While homosexuality has existed for thousands of years among human beings, formal marriages between homosexual partners is a relatively recent phenomenon. As of 2009, only two states in the United States recognized marriages between same-sex partners, Massachusetts and Iowa, where same-sex marriage was formally allowed as of May 17, 2004 and April 2009, respectively. Three additional states allow same-sex civil unions, New Jersey, Connecticut, and Vermont. Between May 2004 and December 2006, 7,341 same-sex couples married in Massachusetts. Assuming the percentage of homosexuals in Massachusetts is similar to that of the rest of the nation, the above number indicates that 16.7% of homosexuals in Massachusetts married during that time. Massachusetts is also the state with the lowest divorce rate.
Same sex couples, while becoming increasingly more common, still only account for about 1 percent of American households, according to 2010 Census data. About 0.5 percent of American households were same-sex couples in 2000, so this number has doubled, and it is expected to continuing increasing by the next Census data.
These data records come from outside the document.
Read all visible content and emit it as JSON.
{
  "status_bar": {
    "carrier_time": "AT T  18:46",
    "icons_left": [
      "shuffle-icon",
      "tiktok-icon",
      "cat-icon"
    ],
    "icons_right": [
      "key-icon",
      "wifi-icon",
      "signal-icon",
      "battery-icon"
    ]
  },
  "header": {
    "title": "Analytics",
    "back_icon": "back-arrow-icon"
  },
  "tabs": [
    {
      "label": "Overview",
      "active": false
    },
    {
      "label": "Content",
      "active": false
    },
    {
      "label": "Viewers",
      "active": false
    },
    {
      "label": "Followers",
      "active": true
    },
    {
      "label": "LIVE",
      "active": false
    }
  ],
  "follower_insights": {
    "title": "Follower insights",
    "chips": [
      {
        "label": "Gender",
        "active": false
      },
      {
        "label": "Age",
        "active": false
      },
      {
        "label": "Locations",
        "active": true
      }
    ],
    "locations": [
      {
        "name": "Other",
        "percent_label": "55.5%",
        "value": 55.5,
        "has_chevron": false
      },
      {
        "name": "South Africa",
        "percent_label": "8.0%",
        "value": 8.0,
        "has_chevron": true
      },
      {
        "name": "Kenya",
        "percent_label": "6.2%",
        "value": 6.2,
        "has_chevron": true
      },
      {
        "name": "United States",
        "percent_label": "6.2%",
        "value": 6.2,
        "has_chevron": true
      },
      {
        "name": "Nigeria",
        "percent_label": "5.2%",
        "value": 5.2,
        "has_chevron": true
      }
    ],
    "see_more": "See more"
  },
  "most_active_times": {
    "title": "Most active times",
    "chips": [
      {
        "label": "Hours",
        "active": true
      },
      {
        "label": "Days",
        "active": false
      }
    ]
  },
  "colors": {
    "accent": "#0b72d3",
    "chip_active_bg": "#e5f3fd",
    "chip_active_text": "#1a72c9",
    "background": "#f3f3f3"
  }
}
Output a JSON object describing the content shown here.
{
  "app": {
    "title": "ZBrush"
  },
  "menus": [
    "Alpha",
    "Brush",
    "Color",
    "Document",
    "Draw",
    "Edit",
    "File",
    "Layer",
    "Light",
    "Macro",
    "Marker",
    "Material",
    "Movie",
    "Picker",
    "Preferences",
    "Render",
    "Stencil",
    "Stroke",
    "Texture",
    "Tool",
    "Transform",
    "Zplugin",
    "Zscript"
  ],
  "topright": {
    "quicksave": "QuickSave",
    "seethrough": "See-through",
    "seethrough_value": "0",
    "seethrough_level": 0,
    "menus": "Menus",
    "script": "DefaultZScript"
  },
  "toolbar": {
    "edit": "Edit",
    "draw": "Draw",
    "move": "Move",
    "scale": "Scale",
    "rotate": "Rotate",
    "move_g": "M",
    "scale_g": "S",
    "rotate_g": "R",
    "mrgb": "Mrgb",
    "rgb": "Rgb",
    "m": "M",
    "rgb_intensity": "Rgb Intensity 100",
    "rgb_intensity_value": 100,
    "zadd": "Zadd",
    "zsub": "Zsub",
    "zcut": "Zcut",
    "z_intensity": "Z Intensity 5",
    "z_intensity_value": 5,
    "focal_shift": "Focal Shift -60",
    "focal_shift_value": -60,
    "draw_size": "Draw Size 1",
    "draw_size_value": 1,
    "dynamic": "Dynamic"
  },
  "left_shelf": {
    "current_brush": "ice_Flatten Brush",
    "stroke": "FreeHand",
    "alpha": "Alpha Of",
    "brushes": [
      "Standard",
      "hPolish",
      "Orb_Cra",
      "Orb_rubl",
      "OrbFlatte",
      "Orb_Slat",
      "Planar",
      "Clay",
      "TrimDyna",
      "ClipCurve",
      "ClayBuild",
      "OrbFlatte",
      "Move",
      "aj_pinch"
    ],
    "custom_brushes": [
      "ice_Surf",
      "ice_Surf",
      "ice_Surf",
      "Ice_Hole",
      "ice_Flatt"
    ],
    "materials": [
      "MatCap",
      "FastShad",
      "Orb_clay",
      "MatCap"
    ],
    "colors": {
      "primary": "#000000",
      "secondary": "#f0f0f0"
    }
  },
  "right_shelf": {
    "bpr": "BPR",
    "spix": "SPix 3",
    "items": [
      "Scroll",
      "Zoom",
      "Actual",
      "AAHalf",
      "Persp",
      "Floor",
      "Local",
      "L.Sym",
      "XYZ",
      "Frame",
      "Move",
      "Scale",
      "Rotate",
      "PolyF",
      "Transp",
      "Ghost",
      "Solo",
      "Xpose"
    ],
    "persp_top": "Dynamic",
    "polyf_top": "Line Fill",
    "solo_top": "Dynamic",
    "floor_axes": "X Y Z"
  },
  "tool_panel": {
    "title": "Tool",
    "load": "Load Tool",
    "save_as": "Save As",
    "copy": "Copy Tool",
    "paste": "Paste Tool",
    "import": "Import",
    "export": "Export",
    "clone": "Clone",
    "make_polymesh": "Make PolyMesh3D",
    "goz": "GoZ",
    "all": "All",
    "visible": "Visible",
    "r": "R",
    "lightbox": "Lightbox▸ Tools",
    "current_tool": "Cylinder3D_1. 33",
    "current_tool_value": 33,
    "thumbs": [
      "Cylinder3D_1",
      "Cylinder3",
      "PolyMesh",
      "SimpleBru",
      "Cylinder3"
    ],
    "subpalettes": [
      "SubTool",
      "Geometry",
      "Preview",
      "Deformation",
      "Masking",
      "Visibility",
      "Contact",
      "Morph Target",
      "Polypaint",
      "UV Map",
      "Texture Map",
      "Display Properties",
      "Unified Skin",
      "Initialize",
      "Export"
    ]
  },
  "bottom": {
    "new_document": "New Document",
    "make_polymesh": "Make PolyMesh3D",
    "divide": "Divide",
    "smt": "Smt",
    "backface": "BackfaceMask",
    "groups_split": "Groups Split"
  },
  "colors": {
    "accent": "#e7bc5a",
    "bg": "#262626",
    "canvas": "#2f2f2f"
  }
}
Voluntary childlessness in women is defined as women of childbearing age who are fertile and do not intend to have children, women who have chosen sterilization, or women past childbearing age who were fertile but chose not to have children. Individuals can also be “temporarily childless” or do not currently have children but want children in the future. The availability of reliable contraception along with support provided in old age by systems other than traditional familial ones has made childlessness an option for some people in developed countries. In most societies and for most of human history, choosing to be childfree was both difficult and undesirable. To accomplish the goal of remaining childfree, some individuals undergo medical sterilization or relinquish their children for adoption.